━━━━━ Entries shown
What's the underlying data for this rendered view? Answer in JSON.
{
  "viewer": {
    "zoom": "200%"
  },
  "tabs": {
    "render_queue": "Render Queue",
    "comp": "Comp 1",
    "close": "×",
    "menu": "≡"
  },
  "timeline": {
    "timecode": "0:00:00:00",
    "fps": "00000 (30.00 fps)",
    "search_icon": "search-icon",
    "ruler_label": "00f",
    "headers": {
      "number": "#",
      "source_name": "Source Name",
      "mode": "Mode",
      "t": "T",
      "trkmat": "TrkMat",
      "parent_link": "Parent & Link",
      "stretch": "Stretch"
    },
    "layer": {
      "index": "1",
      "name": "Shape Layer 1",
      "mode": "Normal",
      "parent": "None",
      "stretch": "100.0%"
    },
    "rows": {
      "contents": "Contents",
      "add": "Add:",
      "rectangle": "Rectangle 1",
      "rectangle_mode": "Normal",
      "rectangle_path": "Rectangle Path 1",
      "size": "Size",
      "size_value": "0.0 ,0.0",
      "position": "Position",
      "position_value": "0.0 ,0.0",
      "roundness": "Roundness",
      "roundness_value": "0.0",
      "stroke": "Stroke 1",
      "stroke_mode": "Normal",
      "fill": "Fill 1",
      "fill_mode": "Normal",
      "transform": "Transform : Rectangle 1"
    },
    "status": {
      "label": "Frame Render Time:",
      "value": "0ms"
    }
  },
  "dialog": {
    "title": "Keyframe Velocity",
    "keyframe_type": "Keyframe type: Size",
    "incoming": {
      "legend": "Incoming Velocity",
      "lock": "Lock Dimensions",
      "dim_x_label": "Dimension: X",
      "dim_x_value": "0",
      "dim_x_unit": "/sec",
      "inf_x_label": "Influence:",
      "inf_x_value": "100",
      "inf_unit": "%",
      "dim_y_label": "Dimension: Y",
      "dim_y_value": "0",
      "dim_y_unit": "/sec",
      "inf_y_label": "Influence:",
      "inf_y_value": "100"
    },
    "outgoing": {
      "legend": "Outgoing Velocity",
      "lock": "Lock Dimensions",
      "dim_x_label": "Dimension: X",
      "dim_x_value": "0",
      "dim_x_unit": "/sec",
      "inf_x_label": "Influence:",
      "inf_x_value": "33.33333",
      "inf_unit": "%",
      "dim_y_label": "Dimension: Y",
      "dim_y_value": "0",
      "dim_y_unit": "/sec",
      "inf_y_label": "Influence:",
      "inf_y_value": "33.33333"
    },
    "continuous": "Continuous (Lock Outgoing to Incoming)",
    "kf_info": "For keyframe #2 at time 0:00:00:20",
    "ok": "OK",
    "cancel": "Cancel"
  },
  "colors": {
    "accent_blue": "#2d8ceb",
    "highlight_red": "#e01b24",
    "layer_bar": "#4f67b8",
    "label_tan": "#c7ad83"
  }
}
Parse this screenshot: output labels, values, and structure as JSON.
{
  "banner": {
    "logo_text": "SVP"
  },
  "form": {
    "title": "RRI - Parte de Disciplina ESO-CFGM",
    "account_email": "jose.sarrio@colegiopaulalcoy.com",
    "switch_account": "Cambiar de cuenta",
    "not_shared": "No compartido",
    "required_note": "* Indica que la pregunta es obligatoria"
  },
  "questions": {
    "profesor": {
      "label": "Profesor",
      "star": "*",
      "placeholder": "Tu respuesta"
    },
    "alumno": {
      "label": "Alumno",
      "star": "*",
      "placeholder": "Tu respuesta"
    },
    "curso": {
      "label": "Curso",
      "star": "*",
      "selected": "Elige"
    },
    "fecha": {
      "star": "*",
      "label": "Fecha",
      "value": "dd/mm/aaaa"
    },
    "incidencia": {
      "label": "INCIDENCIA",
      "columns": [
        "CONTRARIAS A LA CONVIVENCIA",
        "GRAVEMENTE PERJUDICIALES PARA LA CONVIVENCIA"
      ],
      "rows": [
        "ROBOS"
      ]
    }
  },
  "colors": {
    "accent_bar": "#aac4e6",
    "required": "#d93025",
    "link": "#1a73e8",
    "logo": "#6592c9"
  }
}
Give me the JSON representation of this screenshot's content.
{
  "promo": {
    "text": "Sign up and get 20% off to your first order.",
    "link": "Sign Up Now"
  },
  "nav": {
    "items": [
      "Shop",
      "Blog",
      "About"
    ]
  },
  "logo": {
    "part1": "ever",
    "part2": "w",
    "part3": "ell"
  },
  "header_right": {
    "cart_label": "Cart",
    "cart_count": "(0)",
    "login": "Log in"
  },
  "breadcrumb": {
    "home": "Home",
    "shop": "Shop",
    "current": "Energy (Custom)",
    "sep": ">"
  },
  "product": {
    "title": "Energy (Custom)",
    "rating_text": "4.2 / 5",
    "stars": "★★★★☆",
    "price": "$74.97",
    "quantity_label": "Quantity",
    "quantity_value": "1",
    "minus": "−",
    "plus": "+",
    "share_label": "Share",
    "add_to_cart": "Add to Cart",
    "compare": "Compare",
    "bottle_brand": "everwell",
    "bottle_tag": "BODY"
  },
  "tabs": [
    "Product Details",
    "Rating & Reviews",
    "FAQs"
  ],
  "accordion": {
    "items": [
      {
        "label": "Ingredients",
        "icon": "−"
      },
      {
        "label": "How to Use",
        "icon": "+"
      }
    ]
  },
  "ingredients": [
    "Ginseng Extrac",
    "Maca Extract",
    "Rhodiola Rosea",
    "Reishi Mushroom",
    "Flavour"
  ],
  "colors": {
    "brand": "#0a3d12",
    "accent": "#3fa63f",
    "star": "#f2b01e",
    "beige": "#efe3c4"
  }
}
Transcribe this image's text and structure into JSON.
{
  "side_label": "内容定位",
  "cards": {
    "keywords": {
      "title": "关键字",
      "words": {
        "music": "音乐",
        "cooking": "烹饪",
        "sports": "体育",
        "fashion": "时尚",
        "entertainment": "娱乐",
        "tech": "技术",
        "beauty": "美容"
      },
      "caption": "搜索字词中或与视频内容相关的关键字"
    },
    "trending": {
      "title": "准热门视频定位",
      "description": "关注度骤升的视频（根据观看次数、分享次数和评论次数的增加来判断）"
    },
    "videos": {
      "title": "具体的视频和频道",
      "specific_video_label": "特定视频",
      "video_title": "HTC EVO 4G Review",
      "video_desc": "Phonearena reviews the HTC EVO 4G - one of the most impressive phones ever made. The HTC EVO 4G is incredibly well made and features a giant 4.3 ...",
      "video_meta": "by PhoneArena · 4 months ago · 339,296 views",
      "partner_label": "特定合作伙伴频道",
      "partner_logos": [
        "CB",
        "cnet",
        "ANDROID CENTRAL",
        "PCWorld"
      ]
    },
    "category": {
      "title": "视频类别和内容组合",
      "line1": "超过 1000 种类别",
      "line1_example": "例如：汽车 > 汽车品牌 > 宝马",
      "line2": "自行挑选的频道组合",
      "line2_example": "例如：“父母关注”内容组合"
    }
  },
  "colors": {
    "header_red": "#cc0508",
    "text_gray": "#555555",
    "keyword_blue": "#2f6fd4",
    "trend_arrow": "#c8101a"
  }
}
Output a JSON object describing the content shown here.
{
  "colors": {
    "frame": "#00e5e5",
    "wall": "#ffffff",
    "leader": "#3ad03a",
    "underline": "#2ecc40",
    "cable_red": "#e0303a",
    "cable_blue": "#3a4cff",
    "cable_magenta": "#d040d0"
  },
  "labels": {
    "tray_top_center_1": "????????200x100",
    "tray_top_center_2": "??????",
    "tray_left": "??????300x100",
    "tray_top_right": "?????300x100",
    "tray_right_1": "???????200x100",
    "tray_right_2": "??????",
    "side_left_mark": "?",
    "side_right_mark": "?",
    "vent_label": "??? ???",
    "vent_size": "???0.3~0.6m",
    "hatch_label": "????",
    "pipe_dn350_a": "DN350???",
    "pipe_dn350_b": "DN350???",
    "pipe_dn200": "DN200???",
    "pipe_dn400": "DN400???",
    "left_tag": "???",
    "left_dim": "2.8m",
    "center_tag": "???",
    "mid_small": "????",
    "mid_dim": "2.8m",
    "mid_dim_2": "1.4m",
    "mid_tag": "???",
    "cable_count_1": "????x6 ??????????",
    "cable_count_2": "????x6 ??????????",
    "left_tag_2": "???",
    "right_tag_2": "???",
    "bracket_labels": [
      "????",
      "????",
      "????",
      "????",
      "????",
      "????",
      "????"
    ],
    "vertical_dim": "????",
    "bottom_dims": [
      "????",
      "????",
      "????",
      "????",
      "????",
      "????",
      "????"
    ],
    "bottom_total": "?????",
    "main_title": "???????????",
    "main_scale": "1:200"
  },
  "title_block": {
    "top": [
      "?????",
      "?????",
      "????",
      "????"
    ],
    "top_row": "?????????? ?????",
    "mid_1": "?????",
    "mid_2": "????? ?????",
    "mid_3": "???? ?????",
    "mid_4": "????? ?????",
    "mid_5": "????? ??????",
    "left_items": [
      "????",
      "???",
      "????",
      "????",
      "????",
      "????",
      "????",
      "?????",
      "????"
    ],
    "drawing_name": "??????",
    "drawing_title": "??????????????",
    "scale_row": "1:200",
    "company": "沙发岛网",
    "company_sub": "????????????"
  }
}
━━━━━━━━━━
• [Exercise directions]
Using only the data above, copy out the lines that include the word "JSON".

• [Exercise response]
What's the underlying data for this rendered view? Answer in JSON.
Parse this screenshot: output labels, values, and structure as JSON.
Give me the JSON representation of this screenshot's content.
Transcribe this image's text and structure into JSON.
Output a JSON object describing the content shown here.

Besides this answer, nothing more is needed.